All of us, as data subjects, can ask any organisation holding their data,for their personal data to be deleted, or transferred, or not to be used for marketing communications, or for profiling, or sold to anyone else etc. etc.

We may also change our minds about how our data can be used, and most probably forget what we have requested in the first place, because it’s not at all important to us.

So,for example,using our name and address as our ID, we request that organisation X does not profile our data, whilst using our email we ask to have our data deleted, and via our mobile phone number then expect to have our recent order traced.

GDPR tacitly assumes that persons about whom personal data is held can each be recognised uniquely, across all the identifiers they care to use, and as they change identifiers over time; and that from this basis rational interpretations can be made of their instructions.

This is evidently a delusion.

As vendors of a technology to build single customer views we know how difficult the identity problem is. The normal ‘shrinkage’ when we deduplicate a customer base across just say a couple of identifiers is around 20-25%; the more the types of identifier the greater the chance of duplicate records.

The technology we have developed to try to solve the problem is called UniFida, and it approaches the question of personal identifiers in a rather different way. It assumes, correctly, that all our common identifiers like email addresses, mobile numbers, cookie IDs etc. will change over time, and that individuals may have multiple versions of them.

So, it stores a history, for each individual, of all the identifiers it has been able to link. When an identifier arrives at UniFida as part of an on-line or off-line data feed, it searches the entire library of identifiers to see if it can get a match. In this way, it brings as much information about an individual together as is possible.

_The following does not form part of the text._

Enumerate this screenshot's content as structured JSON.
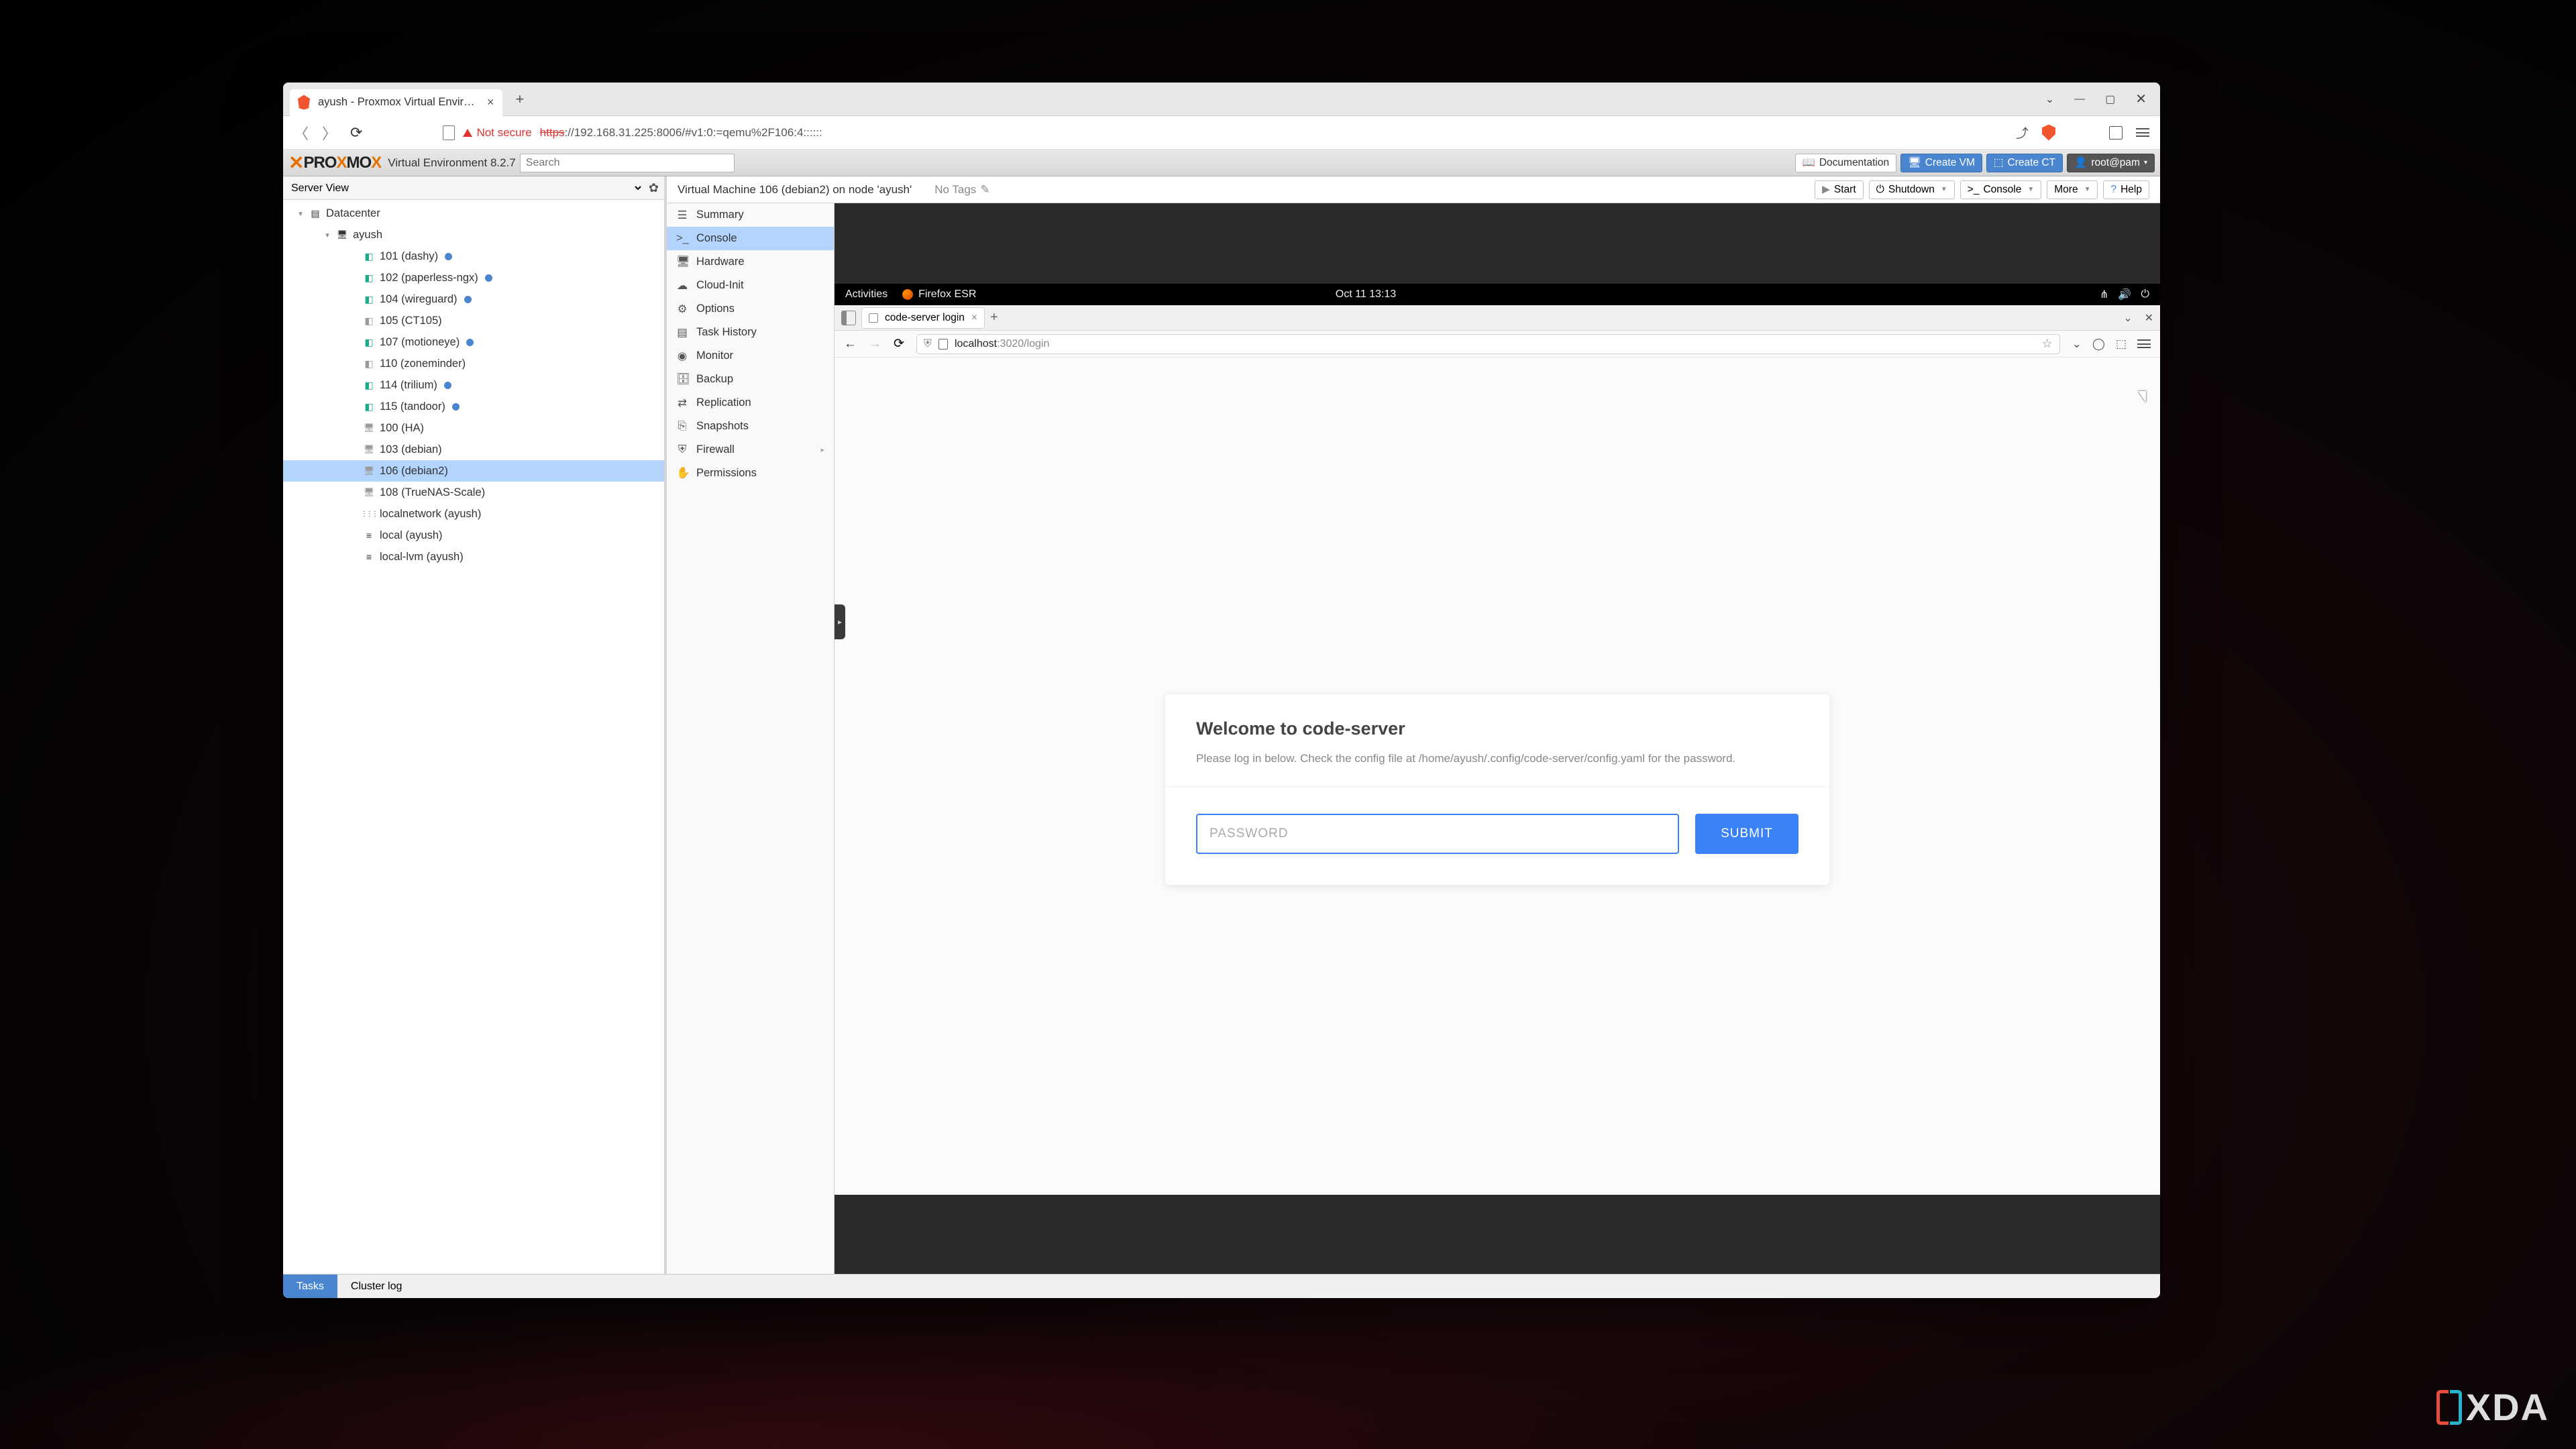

To find out a little more about Unifida please just click UniFida. It may make complying with GDPR a little bit more possible.